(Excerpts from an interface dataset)
+ + + +

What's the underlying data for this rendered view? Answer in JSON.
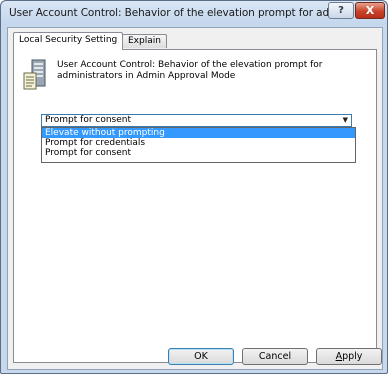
{
  "window": {
    "title": "User Account Control: Behavior of the elevation prompt for ad...",
    "help_glyph": "?",
    "close_glyph": "X"
  },
  "tabs": [
    {
      "label": "Local Security Setting",
      "active": true
    },
    {
      "label": "Explain",
      "active": false
    }
  ],
  "policy": {
    "icon": "server-policy-icon",
    "description": "User Account Control: Behavior of the elevation prompt for administrators in Admin Approval Mode"
  },
  "dropdown": {
    "selected": "Prompt for consent",
    "arrow_icon": "chevron-down-icon",
    "options": [
      {
        "label": "Elevate without prompting",
        "highlighted": true
      },
      {
        "label": "Prompt for credentials",
        "highlighted": false
      },
      {
        "label": "Prompt for consent",
        "highlighted": false
      }
    ]
  },
  "buttons": {
    "ok": "OK",
    "cancel": "Cancel",
    "apply_first": "A",
    "apply_rest": "pply"
  },
  "colors": {
    "highlight": "#3399ff",
    "close_button": "#c8432a"
  }
}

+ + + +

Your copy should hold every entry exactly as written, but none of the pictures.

What's the underlying data for this rendered view? Answer in JSON.
{
  "window": {
    "title": "User Account Control: Behavior of the elevation prompt for ad...",
    "help_glyph": "?",
    "close_glyph": "X"
  },
  "tabs": [
    {
      "label": "Local Security Setting",
      "active": true
    },
    {
      "label": "Explain",
      "active": false
    }
  ],
  "policy": {
    "icon": "server-policy-icon",
    "description": "User Account Control: Behavior of the elevation prompt for administrators in Admin Approval Mode"
  },
  "dropdown": {
    "selected": "Prompt for consent",
    "arrow_icon": "chevron-down-icon",
    "options": [
      {
        "label": "Elevate without prompting",
        "highlighted": true
      },
      {
        "label": "Prompt for credentials",
        "highlighted": false
      },
      {
        "label": "Prompt for consent",
        "highlighted": false
      }
    ]
  },
  "buttons": {
    "ok": "OK",
    "cancel": "Cancel",
    "apply_first": "A",
    "apply_rest": "pply"
  },
  "colors": {
    "highlight": "#3399ff",
    "close_button": "#c8432a"
  }
}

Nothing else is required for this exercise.